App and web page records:
——
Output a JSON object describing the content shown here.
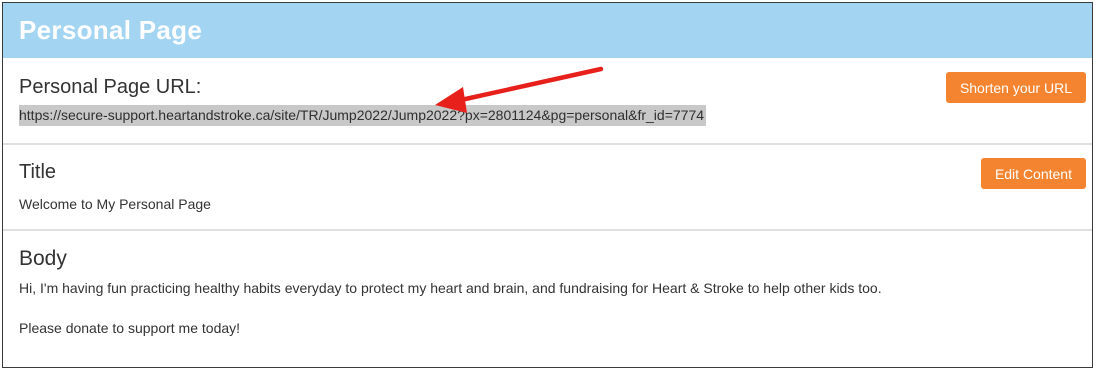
{
  "header": {
    "title": "Personal Page"
  },
  "url_section": {
    "label": "Personal Page URL:",
    "url": "https://secure-support.heartandstroke.ca/site/TR/Jump2022/Jump2022?px=2801124&pg=personal&fr_id=7774",
    "button_label": "Shorten your URL"
  },
  "title_section": {
    "label": "Title",
    "value": "Welcome to My Personal Page",
    "button_label": "Edit Content"
  },
  "body_section": {
    "label": "Body",
    "paragraph_1": "Hi, I'm having fun practicing healthy habits everyday to protect my heart and brain, and fundraising for Heart & Stroke to help other kids too.",
    "paragraph_2": "Please donate to support me today!"
  },
  "colors": {
    "header_bg": "#a3d5f3",
    "button_bg": "#f58430",
    "arrow": "#e8201c",
    "url_highlight": "#c8c8c8"
  }
}
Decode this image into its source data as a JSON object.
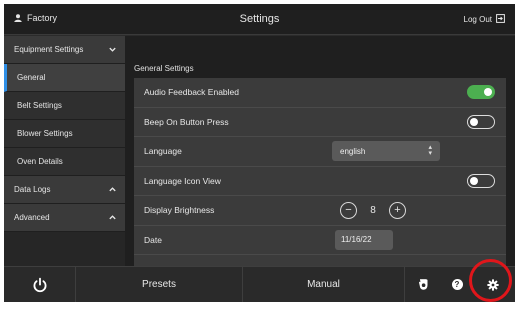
{
  "header": {
    "user_name": "Factory",
    "title": "Settings",
    "logout_label": "Log Out"
  },
  "sidebar": {
    "groups": [
      {
        "label": "Equipment Settings",
        "expanded": true
      },
      {
        "label": "Data Logs",
        "expanded": false
      },
      {
        "label": "Advanced",
        "expanded": false
      }
    ],
    "items": [
      {
        "label": "General",
        "active": true
      },
      {
        "label": "Belt Settings"
      },
      {
        "label": "Blower Settings"
      },
      {
        "label": "Oven Details"
      }
    ]
  },
  "main": {
    "section_title": "General Settings",
    "rows": {
      "audio_feedback": {
        "label": "Audio Feedback Enabled",
        "enabled": true
      },
      "beep": {
        "label": "Beep On Button Press",
        "enabled": false
      },
      "language": {
        "label": "Language",
        "value": "english"
      },
      "language_icon": {
        "label": "Language Icon View",
        "enabled": false
      },
      "brightness": {
        "label": "Display Brightness",
        "value": "8",
        "minus": "−",
        "plus": "+"
      },
      "date": {
        "label": "Date",
        "value": "11/16/22"
      }
    }
  },
  "bottombar": {
    "presets_label": "Presets",
    "manual_label": "Manual",
    "help_label": "?"
  },
  "colors": {
    "accent_blue": "#2f8fe6",
    "toggle_on": "#4caf50",
    "highlight_ring": "#e0161b"
  }
}
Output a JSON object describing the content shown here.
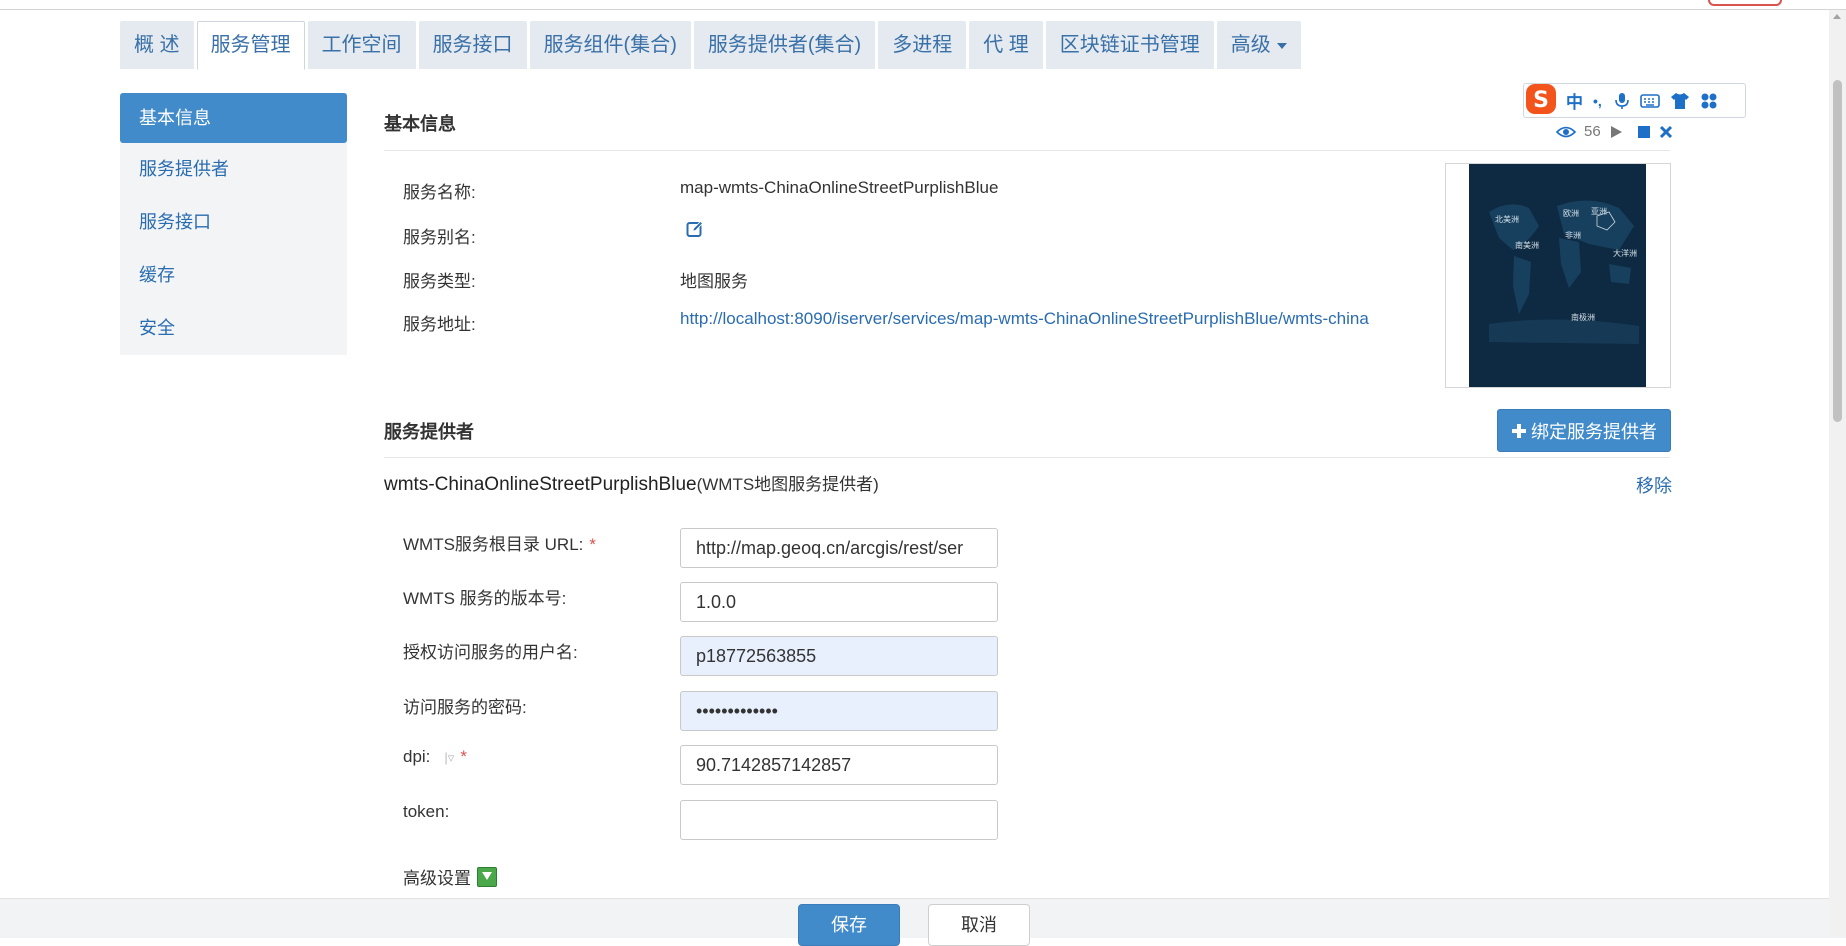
{
  "tabs": [
    {
      "label": "概 述"
    },
    {
      "label": "服务管理"
    },
    {
      "label": "工作空间"
    },
    {
      "label": "服务接口"
    },
    {
      "label": "服务组件(集合)"
    },
    {
      "label": "服务提供者(集合)"
    },
    {
      "label": "多进程"
    },
    {
      "label": "代 理"
    },
    {
      "label": "区块链证书管理"
    },
    {
      "label": "高级"
    }
  ],
  "sidebar": {
    "items": [
      {
        "label": "基本信息"
      },
      {
        "label": "服务提供者"
      },
      {
        "label": "服务接口"
      },
      {
        "label": "缓存"
      },
      {
        "label": "安全"
      }
    ]
  },
  "basic_info": {
    "title": "基本信息",
    "name_label": "服务名称:",
    "name_value": "map-wmts-ChinaOnlineStreetPurplishBlue",
    "alias_label": "服务别名:",
    "type_label": "服务类型:",
    "type_value": "地图服务",
    "address_label": "服务地址:",
    "address_value": "http://localhost:8090/iserver/services/map-wmts-ChinaOnlineStreetPurplishBlue/wmts-china"
  },
  "preview": {
    "map_labels": [
      "北美洲",
      "欧洲",
      "亚洲",
      "南美洲",
      "非洲",
      "大洋洲",
      "南极洲"
    ]
  },
  "provider": {
    "section_title": "服务提供者",
    "bind_button": "绑定服务提供者",
    "name": "wmts-ChinaOnlineStreetPurplishBlue",
    "type": "(WMTS地图服务提供者)",
    "remove_link": "移除",
    "url_label": "WMTS服务根目录 URL:",
    "url_value": "http://map.geoq.cn/arcgis/rest/ser",
    "version_label": "WMTS 服务的版本号:",
    "version_value": "1.0.0",
    "username_label": "授权访问服务的用户名:",
    "username_value": "p18772563855",
    "password_label": "访问服务的密码:",
    "password_value": "•••••••••••••",
    "dpi_label": "dpi:",
    "dpi_value": "90.7142857142857",
    "token_label": "token:",
    "token_value": "",
    "required_mark": "*",
    "advanced_label": "高级设置"
  },
  "footer": {
    "save_label": "保存",
    "cancel_label": "取消"
  },
  "ime": {
    "zh": "中",
    "punct": "•,",
    "eye_count": "56"
  },
  "colors": {
    "primary": "#428bca",
    "link": "#2a6cb0",
    "tab_bg": "#e4eaef",
    "required": "#d9534f",
    "autofill": "#e8f0fe"
  }
}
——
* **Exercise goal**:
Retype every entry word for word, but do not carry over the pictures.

* **Finished task**:
Output a JSON object describing the content shown here.
{
  "header": {
    "title": "Personal Page"
  },
  "url_section": {
    "label": "Personal Page URL:",
    "url": "https://secure-support.heartandstroke.ca/site/TR/Jump2022/Jump2022?px=2801124&pg=personal&fr_id=7774",
    "button_label": "Shorten your URL"
  },
  "title_section": {
    "label": "Title",
    "value": "Welcome to My Personal Page",
    "button_label": "Edit Content"
  },
  "body_section": {
    "label": "Body",
    "paragraph_1": "Hi, I'm having fun practicing healthy habits everyday to protect my heart and brain, and fundraising for Heart & Stroke to help other kids too.",
    "paragraph_2": "Please donate to support me today!"
  },
  "colors": {
    "header_bg": "#a3d5f3",
    "button_bg": "#f58430",
    "arrow": "#e8201c",
    "url_highlight": "#c8c8c8"
  }
}
Decode this image into its source data as a JSON object.
{
  "header": {
    "user_name": "Factory",
    "title": "Settings",
    "logout_label": "Log Out"
  },
  "sidebar": {
    "groups": [
      {
        "label": "Equipment Settings",
        "expanded": true
      },
      {
        "label": "Data Logs",
        "expanded": false
      },
      {
        "label": "Advanced",
        "expanded": false
      }
    ],
    "items": [
      {
        "label": "General",
        "active": true
      },
      {
        "label": "Belt Settings"
      },
      {
        "label": "Blower Settings"
      },
      {
        "label": "Oven Details"
      }
    ]
  },
  "main": {
    "section_title": "General Settings",
    "rows": {
      "audio_feedback": {
        "label": "Audio Feedback Enabled",
        "enabled": true
      },
      "beep": {
        "label": "Beep On Button Press",
        "enabled": false
      },
      "language": {
        "label": "Language",
        "value": "english"
      },
      "language_icon": {
        "label": "Language Icon View",
        "enabled": false
      },
      "brightness": {
        "label": "Display Brightness",
        "value": "8",
        "minus": "−",
        "plus": "+"
      },
      "date": {
        "label": "Date",
        "value": "11/16/22"
      }
    }
  },
  "bottombar": {
    "presets_label": "Presets",
    "manual_label": "Manual",
    "help_label": "?"
  },
  "colors": {
    "accent_blue": "#2f8fe6",
    "toggle_on": "#4caf50",
    "highlight_ring": "#e0161b"
  }
}
Output a JSON object describing the content shown here.
{
  "tabs": [
    {
      "label": "概 述"
    },
    {
      "label": "服务管理"
    },
    {
      "label": "工作空间"
    },
    {
      "label": "服务接口"
    },
    {
      "label": "服务组件(集合)"
    },
    {
      "label": "服务提供者(集合)"
    },
    {
      "label": "多进程"
    },
    {
      "label": "代 理"
    },
    {
      "label": "区块链证书管理"
    },
    {
      "label": "高级"
    }
  ],
  "sidebar": {
    "items": [
      {
        "label": "基本信息"
      },
      {
        "label": "服务提供者"
      },
      {
        "label": "服务接口"
      },
      {
        "label": "缓存"
      },
      {
        "label": "安全"
      }
    ]
  },
  "basic_info": {
    "title": "基本信息",
    "name_label": "服务名称:",
    "name_value": "map-wmts-ChinaOnlineStreetPurplishBlue",
    "alias_label": "服务别名:",
    "type_label": "服务类型:",
    "type_value": "地图服务",
    "address_label": "服务地址:",
    "address_value": "http://localhost:8090/iserver/services/map-wmts-ChinaOnlineStreetPurplishBlue/wmts-china"
  },
  "preview": {
    "map_labels": [
      "北美洲",
      "欧洲",
      "亚洲",
      "南美洲",
      "非洲",
      "大洋洲",
      "南极洲"
    ]
  },
  "provider": {
    "section_title": "服务提供者",
    "bind_button": "绑定服务提供者",
    "name": "wmts-ChinaOnlineStreetPurplishBlue",
    "type": "(WMTS地图服务提供者)",
    "remove_link": "移除",
    "url_label": "WMTS服务根目录 URL:",
    "url_value": "http://map.geoq.cn/arcgis/rest/ser",
    "version_label": "WMTS 服务的版本号:",
    "version_value": "1.0.0",
    "username_label": "授权访问服务的用户名:",
    "username_value": "p18772563855",
    "password_label": "访问服务的密码:",
    "password_value": "•••••••••••••",
    "dpi_label": "dpi:",
    "dpi_value": "90.7142857142857",
    "token_label": "token:",
    "token_value": "",
    "required_mark": "*",
    "advanced_label": "高级设置"
  },
  "footer": {
    "save_label": "保存",
    "cancel_label": "取消"
  },
  "ime": {
    "zh": "中",
    "punct": "•,",
    "eye_count": "56"
  },
  "colors": {
    "primary": "#428bca",
    "link": "#2a6cb0",
    "tab_bg": "#e4eaef",
    "required": "#d9534f",
    "autofill": "#e8f0fe"
  }
}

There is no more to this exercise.